Required work
For every line below, output the text exactly and leave out images.

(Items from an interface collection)
╭──

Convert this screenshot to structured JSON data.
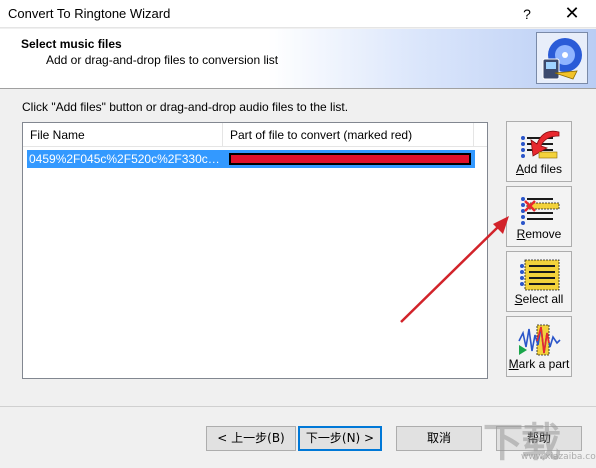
{
  "window": {
    "title": "Convert To Ringtone Wizard",
    "help_glyph": "?",
    "close_glyph": "✕"
  },
  "header": {
    "title": "Select music files",
    "subtitle": "Add or drag-and-drop files to conversion list",
    "logo_icon": "ringtone-logo-icon"
  },
  "instruction": "Click \"Add files\" button or drag-and-drop audio files to the list.",
  "list": {
    "columns": [
      "File Name",
      "Part of file to convert (marked red)"
    ],
    "rows": [
      {
        "file_name": "0459%2F045c%2F520c%2F330c359...",
        "selected": true,
        "part_fraction": 1.0
      }
    ]
  },
  "side_buttons": [
    {
      "key": "A",
      "rest": "dd files",
      "icon": "add-files-icon"
    },
    {
      "key": "R",
      "rest": "emove",
      "icon": "remove-icon"
    },
    {
      "key": "S",
      "rest": "elect all",
      "icon": "select-all-icon"
    },
    {
      "key": "M",
      "rest": "ark a part",
      "icon": "mark-part-icon"
    }
  ],
  "footer": {
    "back_label": "< 上一步(B)",
    "next_label": "下一步(N) >",
    "cancel_label": "取消",
    "help_label": "帮助"
  },
  "watermark": {
    "big": "下载",
    "url": "www.xiazaiba.com"
  },
  "colors": {
    "selection": "#3399ff",
    "part_marked": "#e0102a",
    "annotation_arrow": "#d2232a"
  }
}
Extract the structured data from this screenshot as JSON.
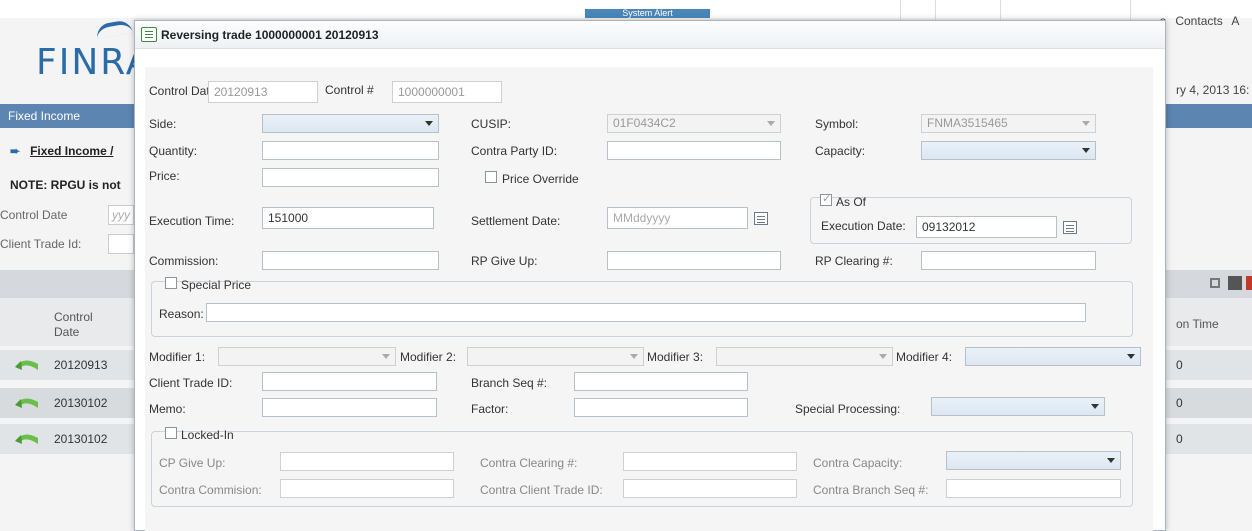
{
  "background": {
    "logo": "FINRA",
    "system_alert": "System Alert",
    "top_links": [
      "s",
      "Contacts",
      "A"
    ],
    "date_fragment": "ry 4, 2013 16:",
    "nav_title": "Fixed Income",
    "breadcrumb": "Fixed Income /",
    "note": "NOTE: RPGU is not",
    "control_date_label": "Control Date",
    "control_date_placeholder": "yyy",
    "client_trade_id_label": "Client Trade Id:",
    "grid_header": "Control Date",
    "grid_rows": [
      "20120913",
      "20130102",
      "20130102"
    ],
    "right_header": "on Time",
    "right_rows": [
      "0",
      "0",
      "0"
    ]
  },
  "dialog": {
    "title": "Reversing trade 1000000001 20120913",
    "control_date_label": "Control Dat",
    "control_date_value": "20120913",
    "control_num_label": "Control #",
    "control_num_value": "1000000001",
    "side_label": "Side:",
    "cusip_label": "CUSIP:",
    "cusip_value": "01F0434C2",
    "symbol_label": "Symbol:",
    "symbol_value": "FNMA3515465",
    "quantity_label": "Quantity:",
    "contra_party_label": "Contra Party ID:",
    "capacity_label": "Capacity:",
    "price_label": "Price:",
    "price_override_label": "Price Override",
    "as_of_label": "As Of",
    "execution_time_label": "Execution Time:",
    "execution_time_value": "151000",
    "settlement_date_label": "Settlement Date:",
    "settlement_date_placeholder": "MMddyyyy",
    "execution_date_label": "Execution Date:",
    "execution_date_value": "09132012",
    "commission_label": "Commission:",
    "rp_give_up_label": "RP Give Up:",
    "rp_clearing_label": "RP Clearing #:",
    "special_price_label": "Special Price",
    "reason_label": "Reason:",
    "modifier1_label": "Modifier 1:",
    "modifier2_label": "Modifier 2:",
    "modifier3_label": "Modifier 3:",
    "modifier4_label": "Modifier 4:",
    "client_trade_id_label": "Client Trade ID:",
    "branch_seq_label": "Branch Seq #:",
    "memo_label": "Memo:",
    "factor_label": "Factor:",
    "special_processing_label": "Special Processing:",
    "locked_in_label": "Locked-In",
    "cp_give_up_label": "CP Give Up:",
    "contra_clearing_label": "Contra Clearing #:",
    "contra_capacity_label": "Contra Capacity:",
    "contra_commission_label": "Contra Commision:",
    "contra_client_trade_id_label": "Contra Client Trade ID:",
    "contra_branch_seq_label": "Contra Branch Seq #:"
  }
}
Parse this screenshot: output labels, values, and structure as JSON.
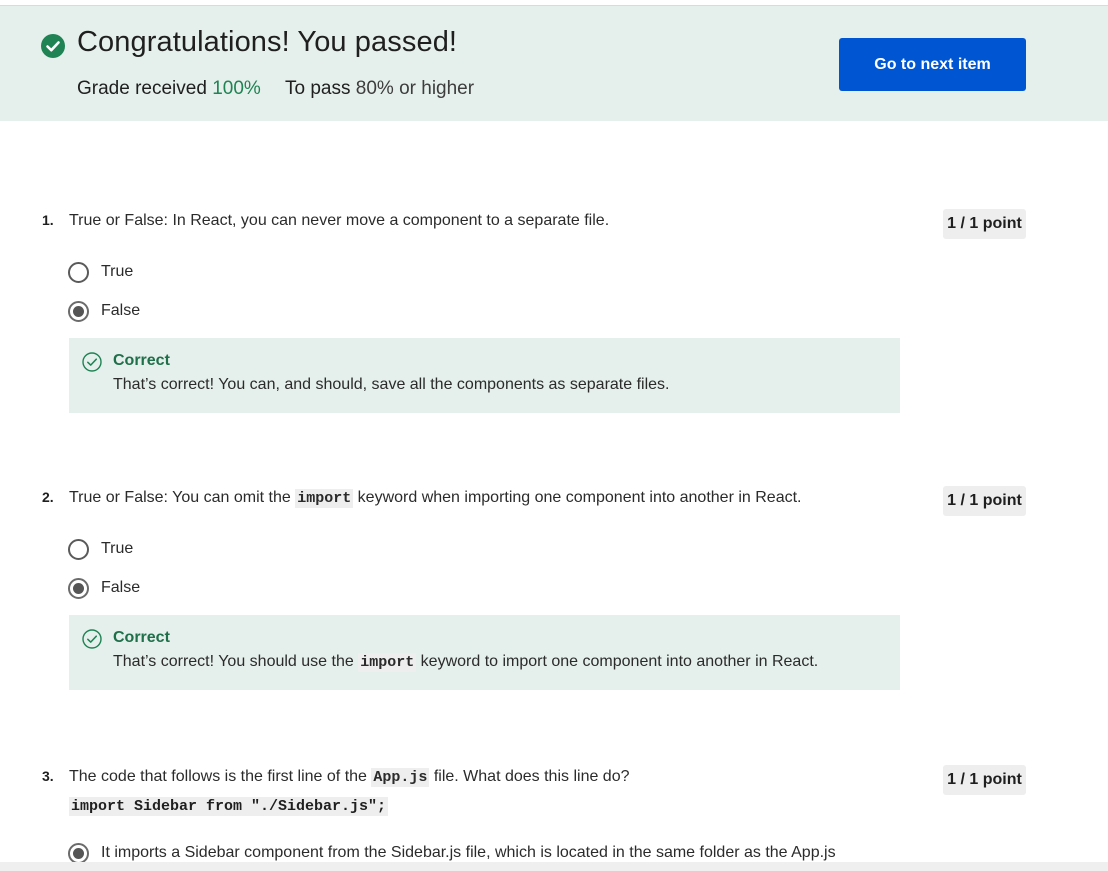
{
  "banner": {
    "title": "Congratulations! You passed!",
    "grade_label": "Grade received",
    "grade_value": "100%",
    "pass_label": "To pass",
    "pass_value": "80% or higher",
    "next_button": "Go to next item"
  },
  "questions": [
    {
      "number": "1.",
      "text": "True or False: In React, you can never move a component to a separate file.",
      "points": "1 / 1 point",
      "options": [
        {
          "label": "True",
          "selected": false
        },
        {
          "label": "False",
          "selected": true
        }
      ],
      "feedback": {
        "title": "Correct",
        "text": "That’s correct! You can, and should, save all the components as separate files."
      }
    },
    {
      "number": "2.",
      "text_before": "True or False: You can omit the ",
      "text_code": "import",
      "text_after": " keyword when importing one component into another in React.",
      "points": "1 / 1 point",
      "options": [
        {
          "label": "True",
          "selected": false
        },
        {
          "label": "False",
          "selected": true
        }
      ],
      "feedback": {
        "title": "Correct",
        "text_before": "That’s correct! You should use the ",
        "text_code": "import",
        "text_after": " keyword to import one component into another in React."
      }
    },
    {
      "number": "3.",
      "text_before": "The code that follows is the first line of the ",
      "text_code": "App.js",
      "text_after": " file. What does this line do?",
      "code_line": "import Sidebar from \"./Sidebar.js\";",
      "points": "1 / 1 point",
      "options": [
        {
          "label": "It imports a Sidebar component from the Sidebar.js file, which is located in the same folder as the App.js",
          "selected": true
        }
      ]
    }
  ],
  "colors": {
    "accent": "#0056d2",
    "success": "#1f8354",
    "banner_bg": "#e5efeb"
  }
}
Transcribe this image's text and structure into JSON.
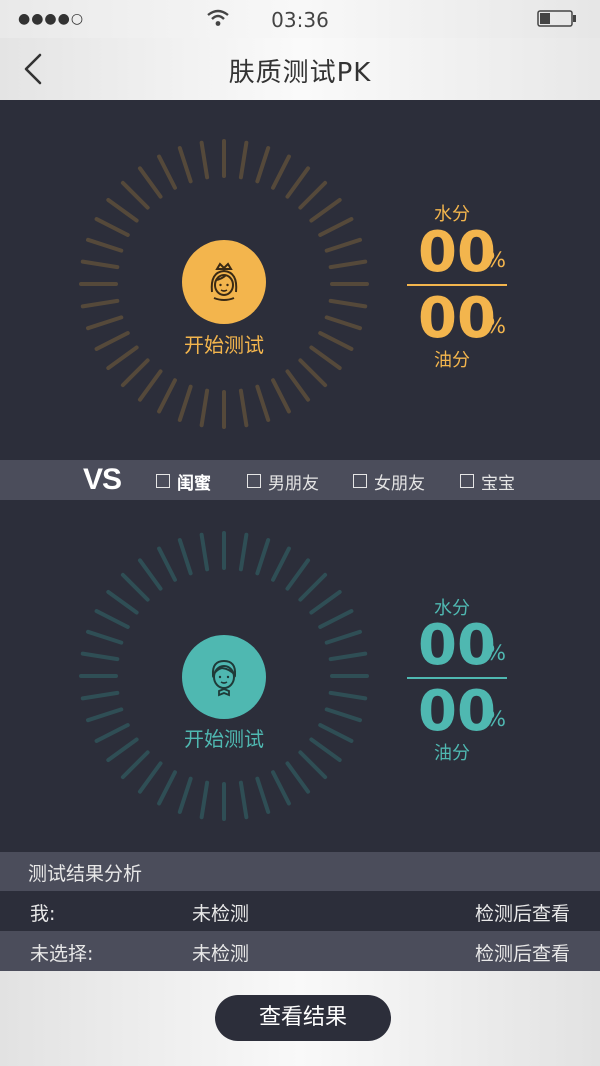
{
  "status": {
    "signal": "●●●●○",
    "time": "03:36"
  },
  "nav": {
    "title": "肤质测试PK"
  },
  "colors": {
    "gold": "#f3b54d",
    "teal": "#4fb8b1",
    "bg": "#2c2e3a",
    "bar": "#4b4d5b"
  },
  "me": {
    "start_label": "开始测试",
    "water_label": "水分",
    "water_value": "00",
    "water_unit": "%",
    "oil_label": "油分",
    "oil_value": "00",
    "oil_unit": "%"
  },
  "vs": {
    "label": "VS",
    "options": [
      {
        "label": "闺蜜",
        "selected": true
      },
      {
        "label": "男朋友",
        "selected": false
      },
      {
        "label": "女朋友",
        "selected": false
      },
      {
        "label": "宝宝",
        "selected": false
      }
    ]
  },
  "other": {
    "start_label": "开始测试",
    "water_label": "水分",
    "water_value": "00",
    "water_unit": "%",
    "oil_label": "油分",
    "oil_value": "00",
    "oil_unit": "%"
  },
  "analysis": {
    "title": "测试结果分析",
    "rows": [
      {
        "who": "我:",
        "status": "未检测",
        "action": "检测后查看"
      },
      {
        "who": "未选择:",
        "status": "未检测",
        "action": "检测后查看"
      }
    ]
  },
  "footer": {
    "button_label": "查看结果"
  }
}
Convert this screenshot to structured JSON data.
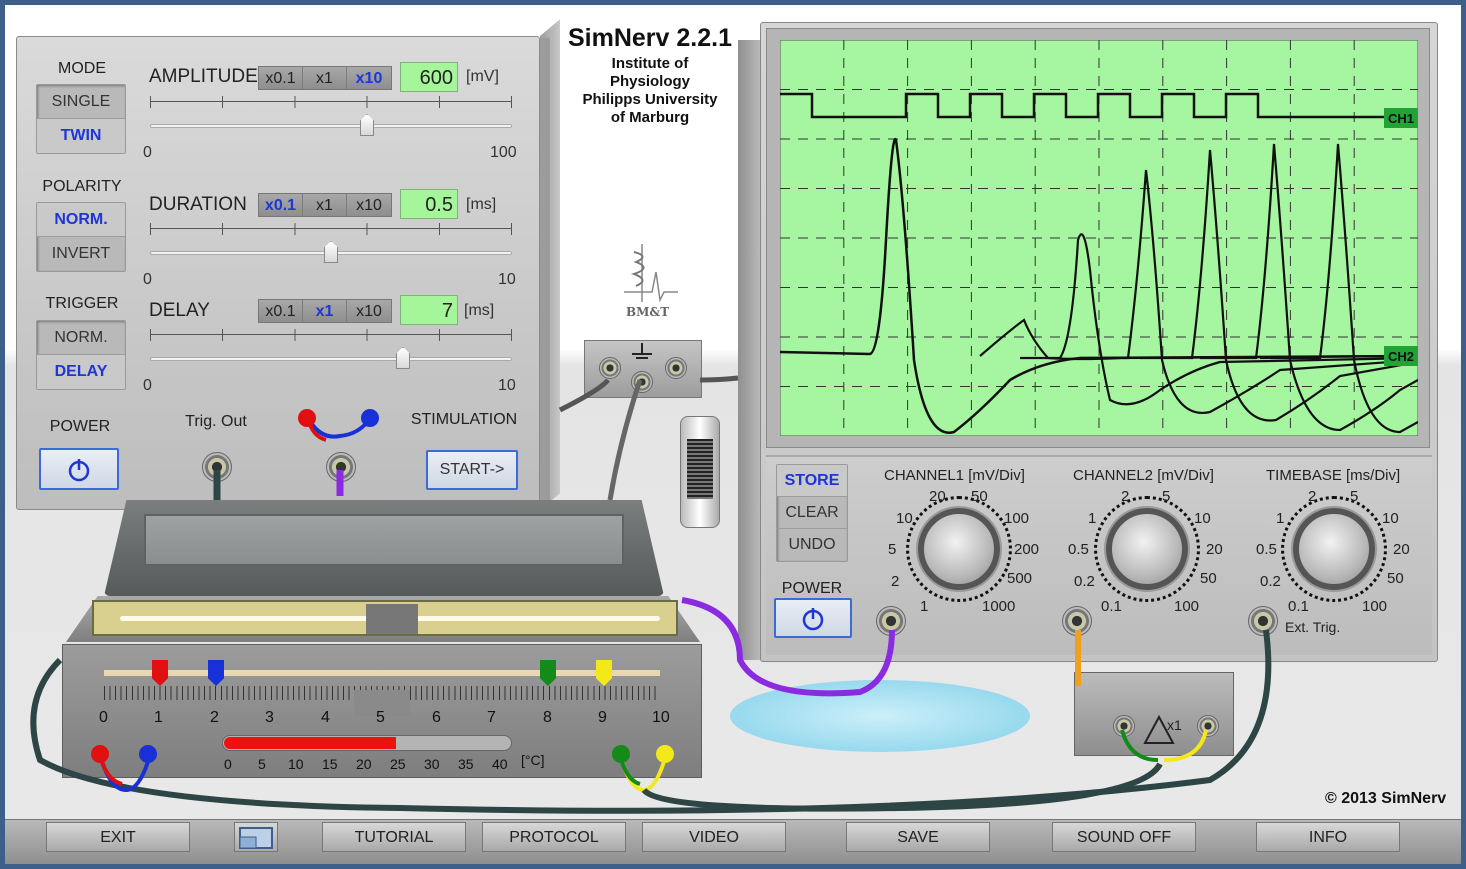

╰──

Answer to the problem
Convert this screenshot to structured JSON data.
{
  "window": {
    "title": "Convert To Ringtone Wizard",
    "help_glyph": "?",
    "close_glyph": "✕"
  },
  "header": {
    "title": "Select music files",
    "subtitle": "Add or drag-and-drop files to conversion list",
    "logo_icon": "ringtone-logo-icon"
  },
  "instruction": "Click \"Add files\" button or drag-and-drop audio files to the list.",
  "list": {
    "columns": [
      "File Name",
      "Part of file to convert (marked red)"
    ],
    "rows": [
      {
        "file_name": "0459%2F045c%2F520c%2F330c359...",
        "selected": true,
        "part_fraction": 1.0
      }
    ]
  },
  "side_buttons": [
    {
      "key": "A",
      "rest": "dd files",
      "icon": "add-files-icon"
    },
    {
      "key": "R",
      "rest": "emove",
      "icon": "remove-icon"
    },
    {
      "key": "S",
      "rest": "elect all",
      "icon": "select-all-icon"
    },
    {
      "key": "M",
      "rest": "ark a part",
      "icon": "mark-part-icon"
    }
  ],
  "footer": {
    "back_label": "< 上一步(B)",
    "next_label": "下一步(N) >",
    "cancel_label": "取消",
    "help_label": "帮助"
  },
  "watermark": {
    "big": "下载",
    "url": "www.xiazaiba.com"
  },
  "colors": {
    "selection": "#3399ff",
    "part_marked": "#e0102a",
    "annotation_arrow": "#d2232a"
  }
}
Extract the structured data from this screenshot as JSON.
{
  "background": {
    "logo": "FINRA",
    "system_alert": "System Alert",
    "top_links": [
      "s",
      "Contacts",
      "A"
    ],
    "date_fragment": "ry 4, 2013 16:",
    "nav_title": "Fixed Income",
    "breadcrumb": "Fixed Income /",
    "note": "NOTE: RPGU is not",
    "control_date_label": "Control Date",
    "control_date_placeholder": "yyy",
    "client_trade_id_label": "Client Trade Id:",
    "grid_header": "Control Date",
    "grid_rows": [
      "20120913",
      "20130102",
      "20130102"
    ],
    "right_header": "on Time",
    "right_rows": [
      "0",
      "0",
      "0"
    ]
  },
  "dialog": {
    "title": "Reversing trade 1000000001 20120913",
    "control_date_label": "Control Dat",
    "control_date_value": "20120913",
    "control_num_label": "Control #",
    "control_num_value": "1000000001",
    "side_label": "Side:",
    "cusip_label": "CUSIP:",
    "cusip_value": "01F0434C2",
    "symbol_label": "Symbol:",
    "symbol_value": "FNMA3515465",
    "quantity_label": "Quantity:",
    "contra_party_label": "Contra Party ID:",
    "capacity_label": "Capacity:",
    "price_label": "Price:",
    "price_override_label": "Price Override",
    "as_of_label": "As Of",
    "execution_time_label": "Execution Time:",
    "execution_time_value": "151000",
    "settlement_date_label": "Settlement Date:",
    "settlement_date_placeholder": "MMddyyyy",
    "execution_date_label": "Execution Date:",
    "execution_date_value": "09132012",
    "commission_label": "Commission:",
    "rp_give_up_label": "RP Give Up:",
    "rp_clearing_label": "RP Clearing #:",
    "special_price_label": "Special Price",
    "reason_label": "Reason:",
    "modifier1_label": "Modifier 1:",
    "modifier2_label": "Modifier 2:",
    "modifier3_label": "Modifier 3:",
    "modifier4_label": "Modifier 4:",
    "client_trade_id_label": "Client Trade ID:",
    "branch_seq_label": "Branch Seq #:",
    "memo_label": "Memo:",
    "factor_label": "Factor:",
    "special_processing_label": "Special Processing:",
    "locked_in_label": "Locked-In",
    "cp_give_up_label": "CP Give Up:",
    "contra_clearing_label": "Contra Clearing #:",
    "contra_capacity_label": "Contra Capacity:",
    "contra_commission_label": "Contra Commision:",
    "contra_client_trade_id_label": "Contra Client Trade ID:",
    "contra_branch_seq_label": "Contra Branch Seq #:"
  }
}
Parse this screenshot: output labels, values, and structure as JSON.
{
  "banner": {
    "title": "Congratulations! You passed!",
    "grade_label": "Grade received",
    "grade_value": "100%",
    "pass_label": "To pass",
    "pass_value": "80% or higher",
    "next_button": "Go to next item"
  },
  "questions": [
    {
      "number": "1.",
      "text": "True or False: In React, you can never move a component to a separate file.",
      "points": "1 / 1 point",
      "options": [
        {
          "label": "True",
          "selected": false
        },
        {
          "label": "False",
          "selected": true
        }
      ],
      "feedback": {
        "title": "Correct",
        "text": "That’s correct! You can, and should, save all the components as separate files."
      }
    },
    {
      "number": "2.",
      "text_before": "True or False: You can omit the ",
      "text_code": "import",
      "text_after": " keyword when importing one component into another in React.",
      "points": "1 / 1 point",
      "options": [
        {
          "label": "True",
          "selected": false
        },
        {
          "label": "False",
          "selected": true
        }
      ],
      "feedback": {
        "title": "Correct",
        "text_before": "That’s correct! You should use the ",
        "text_code": "import",
        "text_after": " keyword to import one component into another in React."
      }
    },
    {
      "number": "3.",
      "text_before": "The code that follows is the first line of the ",
      "text_code": "App.js",
      "text_after": " file. What does this line do?",
      "code_line": "import Sidebar from \"./Sidebar.js\";",
      "points": "1 / 1 point",
      "options": [
        {
          "label": "It imports a Sidebar component from the Sidebar.js file, which is located in the same folder as the App.js",
          "selected": true
        }
      ]
    }
  ],
  "colors": {
    "accent": "#0056d2",
    "success": "#1f8354",
    "banner_bg": "#e5efeb"
  }
}
Transcribe this image's text and structure into JSON.
{
  "status": {
    "signal": "●●●●○",
    "time": "03:36"
  },
  "nav": {
    "title": "肤质测试PK"
  },
  "colors": {
    "gold": "#f3b54d",
    "teal": "#4fb8b1",
    "bg": "#2c2e3a",
    "bar": "#4b4d5b"
  },
  "me": {
    "start_label": "开始测试",
    "water_label": "水分",
    "water_value": "00",
    "water_unit": "%",
    "oil_label": "油分",
    "oil_value": "00",
    "oil_unit": "%"
  },
  "vs": {
    "label": "VS",
    "options": [
      {
        "label": "闺蜜",
        "selected": true
      },
      {
        "label": "男朋友",
        "selected": false
      },
      {
        "label": "女朋友",
        "selected": false
      },
      {
        "label": "宝宝",
        "selected": false
      }
    ]
  },
  "other": {
    "start_label": "开始测试",
    "water_label": "水分",
    "water_value": "00",
    "water_unit": "%",
    "oil_label": "油分",
    "oil_value": "00",
    "oil_unit": "%"
  },
  "analysis": {
    "title": "测试结果分析",
    "rows": [
      {
        "who": "我:",
        "status": "未检测",
        "action": "检测后查看"
      },
      {
        "who": "未选择:",
        "status": "未检测",
        "action": "检测后查看"
      }
    ]
  },
  "footer": {
    "button_label": "查看结果"
  }
}
Convert this screenshot to structured JSON data.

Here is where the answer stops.